- A rental manager who selectively demands that a housing applicant produce a “green card” based on the individual's accent or ethnicity;
- A rental manager who fails to respond to an inquiry about an apartment or home for rent, or never gets back to an interested party after they have submitted an application;
- A bank or mortgage company that refuses to provide financing for a home to a qualified applicant based on race or any other protected class;
- A bank or mortgage company that imposes less favorable terms and conditions on financing, such as higher interest rates and/or closing costs;
- An insurance agent or insurance company that refuses to insure a property based on the racial makeup of a neighborhood;
- A landlord who asks for sexual favors in exchange for approving a rental application, or in exchange for payment of the rent;
- A landlord who imposes an arbitrary “no kids allowed” policy to prevent an individual with children from renting a home or apartment;
- A landlord who tries to intimidate a long-term tenant into vacating a property because of their race or another protected class;

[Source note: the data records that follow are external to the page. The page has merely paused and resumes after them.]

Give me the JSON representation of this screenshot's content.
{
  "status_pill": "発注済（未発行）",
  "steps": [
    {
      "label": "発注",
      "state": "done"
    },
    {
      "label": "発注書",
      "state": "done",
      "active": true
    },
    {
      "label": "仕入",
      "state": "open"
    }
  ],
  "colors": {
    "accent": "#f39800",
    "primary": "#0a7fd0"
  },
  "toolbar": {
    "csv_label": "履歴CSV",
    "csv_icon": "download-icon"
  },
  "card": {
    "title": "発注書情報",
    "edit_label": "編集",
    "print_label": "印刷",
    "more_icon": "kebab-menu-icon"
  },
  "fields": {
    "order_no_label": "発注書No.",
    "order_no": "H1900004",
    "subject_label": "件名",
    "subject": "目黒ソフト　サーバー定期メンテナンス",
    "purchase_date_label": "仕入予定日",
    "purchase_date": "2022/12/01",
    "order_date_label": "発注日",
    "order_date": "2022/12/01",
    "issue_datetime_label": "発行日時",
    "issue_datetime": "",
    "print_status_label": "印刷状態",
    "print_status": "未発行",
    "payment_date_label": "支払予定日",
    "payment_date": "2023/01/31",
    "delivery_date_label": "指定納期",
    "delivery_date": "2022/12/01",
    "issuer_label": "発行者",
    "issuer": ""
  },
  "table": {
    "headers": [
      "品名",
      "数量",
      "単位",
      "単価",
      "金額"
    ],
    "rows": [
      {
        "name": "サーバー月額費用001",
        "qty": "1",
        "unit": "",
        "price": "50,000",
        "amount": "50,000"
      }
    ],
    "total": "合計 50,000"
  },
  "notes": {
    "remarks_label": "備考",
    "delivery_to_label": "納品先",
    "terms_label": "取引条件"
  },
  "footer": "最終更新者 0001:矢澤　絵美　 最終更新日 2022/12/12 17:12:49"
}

- A landlord who refuses to rent to an individual who has a certain disease or health condition, such as HIV/AIDS.
Housing discrimination can be difficult to detect, because it is usually not done openly. However, there are some signs to look for that may indicate that you are being discriminated against. Here are some phrases that should make you suspicious:
- “We just rented that apartment to someone else, but thanks for inquiring”

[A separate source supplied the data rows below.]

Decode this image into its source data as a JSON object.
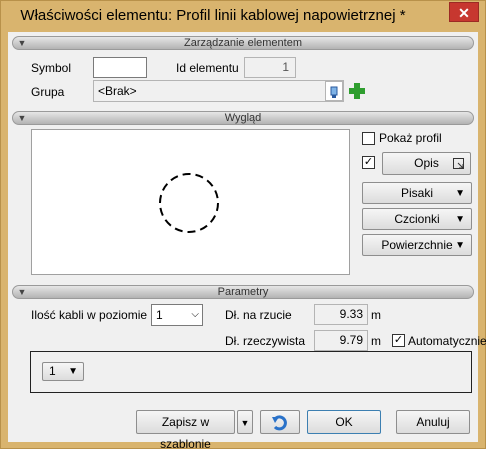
{
  "window": {
    "title": "Właściwości elementu: Profil linii kablowej napowietrznej *"
  },
  "sections": {
    "management": "Zarządzanie elementem",
    "appearance": "Wygląd",
    "parameters": "Parametry"
  },
  "management": {
    "symbol_label": "Symbol",
    "symbol_value": "",
    "id_label": "Id elementu",
    "id_value": "1",
    "group_label": "Grupa",
    "group_value": "<Brak>"
  },
  "appearance": {
    "show_profile_label": "Pokaż profil",
    "show_profile_checked": false,
    "opis_checked": true,
    "opis_label": "Opis",
    "pens_label": "Pisaki",
    "fonts_label": "Czcionki",
    "surfaces_label": "Powierzchnie"
  },
  "parameters": {
    "cables_label": "Ilość kabli w poziomie",
    "cables_value": "1",
    "projection_label": "Dł. na rzucie",
    "projection_value": "9.33",
    "projection_unit": "m",
    "real_label": "Dł. rzeczywista",
    "real_value": "9.79",
    "real_unit": "m",
    "auto_label": "Automatycznie",
    "auto_checked": true,
    "level_value": "1"
  },
  "footer": {
    "save_template_label": "Zapisz w szablonie",
    "ok_label": "OK",
    "cancel_label": "Anuluj"
  },
  "colors": {
    "frame": "#d9b46e",
    "close": "#c7372f",
    "add_green": "#2f9e2f",
    "undo_blue": "#2a72c9"
  }
}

- “The seller just pulled the listing off the market”
- “If you have children, you will need to pay an extra security deposit”
- “I'm not sure if you can afford to live in this neighborhood”

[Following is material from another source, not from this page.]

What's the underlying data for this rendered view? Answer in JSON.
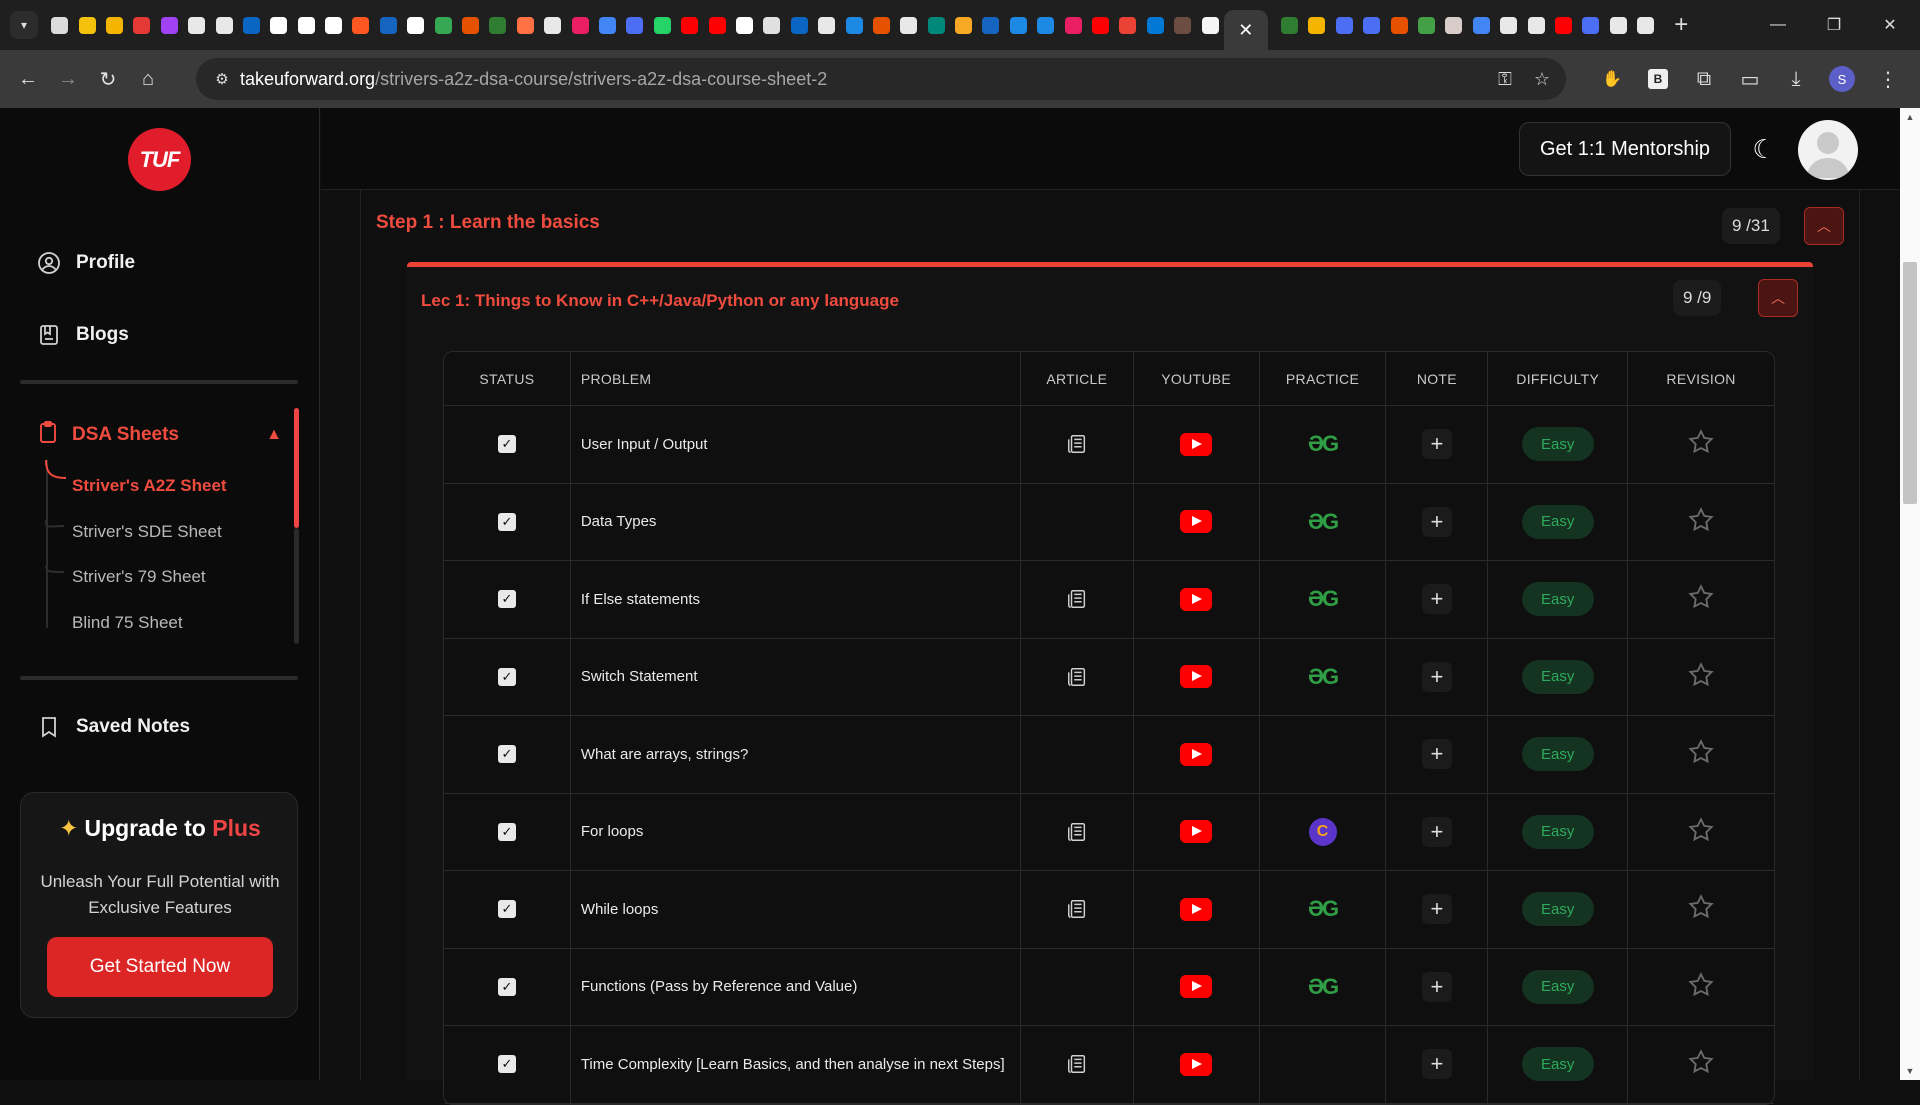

- “I'm not sure if this neighborhood is for you”
- “There's a long waiting list for this apartment, but maybe something can be worked out to move you to the front of the line”
What to Do if you Believe your Right to Fair Housing Has been Violated
If you encounter suspicious treatment by someone in the housing industry, there are some steps you should take to help protect your legal rights:
- Retain all Communication Records: Keep records of all communication between you and rental managers/landlords, real estate agents, mortgage lenders, insurance agents, and other contacts with parties that are in the housing industry. Note the dates and times of any phone calls or face-to-face meetings and document everything that was said during this communication. Also save copies of all written and electronic communication, such as letters, emails, and text messages.
- Retain all Available Supporting Documentation: Retain copies of any other records, such as business cards, deposit receipts, and housing applications. You may also want to save any newspaper ads and/or take screenshots of all electronic advertising. This is especially helpful in cases when applicants are told that housing is no longer available, but the provider continues to run public advertising to the contrary.
- Take Detailed Notes: Write down, in as much detail as possible, everything that has transpired during your experience dealing with a housing provider. It is best to do this while the process is ongoing, so everything is fresh in your mind.
Speak with a Knowledgeable Alabama Housing Discrimination Lawyer
If you or a loved one has been the victim of housing discrimination, attorney Kira Fonteneau is here to stand up for your rights. Kira understands the complexities of state and federal housing laws, and she has a successful track record obtaining justice for each client she serves. To schedule your free consultation with attorney Fonteneau, contact our office today at 205-564-9005. You may also send a secure and confidential message through our online contact form